FIG. 11 shows an example of a 4-bit latch memory device which is arranged in a final stage binary-coded decimal output system provided in the elongation strain-BCD converter 67 and the tension-BCD converter 71. In a latch memory circuit 202 (204), input terminals are indicated at 202a (204a) and output terminals at 202b (204b). The latch memory circuit 202 and an AND gate 201 which is connected to a clock terminal thereof belong to the elongation strain system, while a latch memory circuit 204 and another AND gate 203 belong to the tension system. In response to the reception of the load command signal at a terminal 205 and the reception of the break detection signal at a terminal 206, the latch memory circuits 202 and 204 transmit the input signals to the output terminals 202b and 204b as they are, by the clock operations cooperating with the AND gates 201 and 203 respectively. Unless the signals are applied to both the control terminals 205 and 206, both the circuits 202 and 204 transmit latched outputs respectively.

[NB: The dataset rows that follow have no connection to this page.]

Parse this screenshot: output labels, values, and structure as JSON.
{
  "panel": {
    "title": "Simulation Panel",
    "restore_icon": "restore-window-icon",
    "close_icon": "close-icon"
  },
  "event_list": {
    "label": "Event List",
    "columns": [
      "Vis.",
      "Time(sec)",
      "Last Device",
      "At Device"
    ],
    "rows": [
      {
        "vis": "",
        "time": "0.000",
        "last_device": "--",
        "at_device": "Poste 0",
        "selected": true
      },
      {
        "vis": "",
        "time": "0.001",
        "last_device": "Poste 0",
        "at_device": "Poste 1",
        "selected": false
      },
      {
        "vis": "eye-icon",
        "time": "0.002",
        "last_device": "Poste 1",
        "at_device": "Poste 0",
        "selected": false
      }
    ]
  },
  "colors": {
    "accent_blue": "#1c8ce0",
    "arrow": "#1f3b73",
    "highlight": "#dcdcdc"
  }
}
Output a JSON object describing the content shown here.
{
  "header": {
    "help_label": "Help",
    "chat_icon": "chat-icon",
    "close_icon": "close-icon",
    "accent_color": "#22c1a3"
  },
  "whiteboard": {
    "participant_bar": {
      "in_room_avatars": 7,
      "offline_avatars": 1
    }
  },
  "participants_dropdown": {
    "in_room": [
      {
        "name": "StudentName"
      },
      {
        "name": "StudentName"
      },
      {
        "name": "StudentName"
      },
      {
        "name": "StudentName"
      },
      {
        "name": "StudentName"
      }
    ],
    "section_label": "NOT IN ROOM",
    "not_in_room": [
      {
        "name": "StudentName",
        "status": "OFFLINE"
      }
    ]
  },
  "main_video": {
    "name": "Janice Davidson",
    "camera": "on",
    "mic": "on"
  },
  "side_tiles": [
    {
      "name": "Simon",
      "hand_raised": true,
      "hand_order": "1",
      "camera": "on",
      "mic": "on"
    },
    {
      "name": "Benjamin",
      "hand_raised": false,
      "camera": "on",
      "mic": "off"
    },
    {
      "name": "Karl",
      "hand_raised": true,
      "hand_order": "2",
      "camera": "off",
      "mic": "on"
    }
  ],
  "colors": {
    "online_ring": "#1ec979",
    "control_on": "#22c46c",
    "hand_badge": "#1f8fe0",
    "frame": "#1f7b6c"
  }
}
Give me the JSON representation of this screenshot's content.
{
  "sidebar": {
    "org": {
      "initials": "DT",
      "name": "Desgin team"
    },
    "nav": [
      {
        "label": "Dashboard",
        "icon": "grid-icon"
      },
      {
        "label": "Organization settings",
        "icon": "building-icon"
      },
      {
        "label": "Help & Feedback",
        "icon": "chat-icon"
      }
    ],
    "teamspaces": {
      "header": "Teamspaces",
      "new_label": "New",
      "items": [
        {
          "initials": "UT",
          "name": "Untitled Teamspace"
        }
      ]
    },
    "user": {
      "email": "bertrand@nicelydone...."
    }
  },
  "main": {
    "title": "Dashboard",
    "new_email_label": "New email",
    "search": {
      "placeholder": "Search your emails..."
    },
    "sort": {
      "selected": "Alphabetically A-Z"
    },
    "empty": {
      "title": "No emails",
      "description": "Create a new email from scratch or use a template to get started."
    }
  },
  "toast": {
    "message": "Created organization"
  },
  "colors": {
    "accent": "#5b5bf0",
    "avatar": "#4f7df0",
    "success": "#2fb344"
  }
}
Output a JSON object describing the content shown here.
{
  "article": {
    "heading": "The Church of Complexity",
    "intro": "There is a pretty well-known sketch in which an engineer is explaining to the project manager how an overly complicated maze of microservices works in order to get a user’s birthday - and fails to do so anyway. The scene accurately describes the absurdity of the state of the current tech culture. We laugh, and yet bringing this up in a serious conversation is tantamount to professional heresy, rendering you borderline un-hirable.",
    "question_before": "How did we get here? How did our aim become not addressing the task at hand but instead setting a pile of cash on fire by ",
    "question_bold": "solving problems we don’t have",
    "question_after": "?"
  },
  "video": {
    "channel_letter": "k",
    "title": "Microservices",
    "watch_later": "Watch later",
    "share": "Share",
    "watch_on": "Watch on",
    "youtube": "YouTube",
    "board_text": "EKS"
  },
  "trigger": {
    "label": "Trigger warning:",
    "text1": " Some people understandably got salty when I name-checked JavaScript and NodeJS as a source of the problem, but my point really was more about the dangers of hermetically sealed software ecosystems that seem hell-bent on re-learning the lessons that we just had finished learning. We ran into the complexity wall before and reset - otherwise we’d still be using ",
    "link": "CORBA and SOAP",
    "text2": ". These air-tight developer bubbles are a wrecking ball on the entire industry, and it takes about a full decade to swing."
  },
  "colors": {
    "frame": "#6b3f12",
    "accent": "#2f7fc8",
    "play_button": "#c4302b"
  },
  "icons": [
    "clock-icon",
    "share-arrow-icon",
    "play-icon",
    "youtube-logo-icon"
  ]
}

Owing to the control system described above, the data processor 73 prints out the test values of the specimen X through the printer 74. FIG. 12 shows an example of a format printed out. In the figure, F11 represents measured numerical values of a first specimen. F12 and F13 represent those of second and third specimens, respectively. F1n represents results of the summation mean value, weighted means value or the like for the individual measured values with respect to the number of test pieces. F11, F12 and F13 include the ratio between the tensile value and the sectional area of the specimen, i.e., the stress value. Similarly, F21 and F31 indicate stress values which correspond to the tensile values of strains respectively set. A column of F41 indicates rupture stresses to the break tensions of the respective specimens, while a column of F51 indicates break strains as converted into percent values. F52 and F53 indicate such break strains of the second and third specimens, respectively. F2n, F3n, F4n and F5n are portions which indicate means values for the values of the respective columns.
In automatically disposing of the tensile test of the specified sort, this invention realized to detect the elongation strain and tensile value of a specimen at high precision, and can also cause a data processor to calculate the stress value, the Young's modulus and the average values of various values with respect to the number of measured pieces from the detected values. In addition, the elongation strain and tensile value of the specimen at the break thereof can be reliably detected. Moreover, a highly reliable tensile test is ensured with the malfunction of the apparatus prevented. The invention is accordingly remarkable in practical value.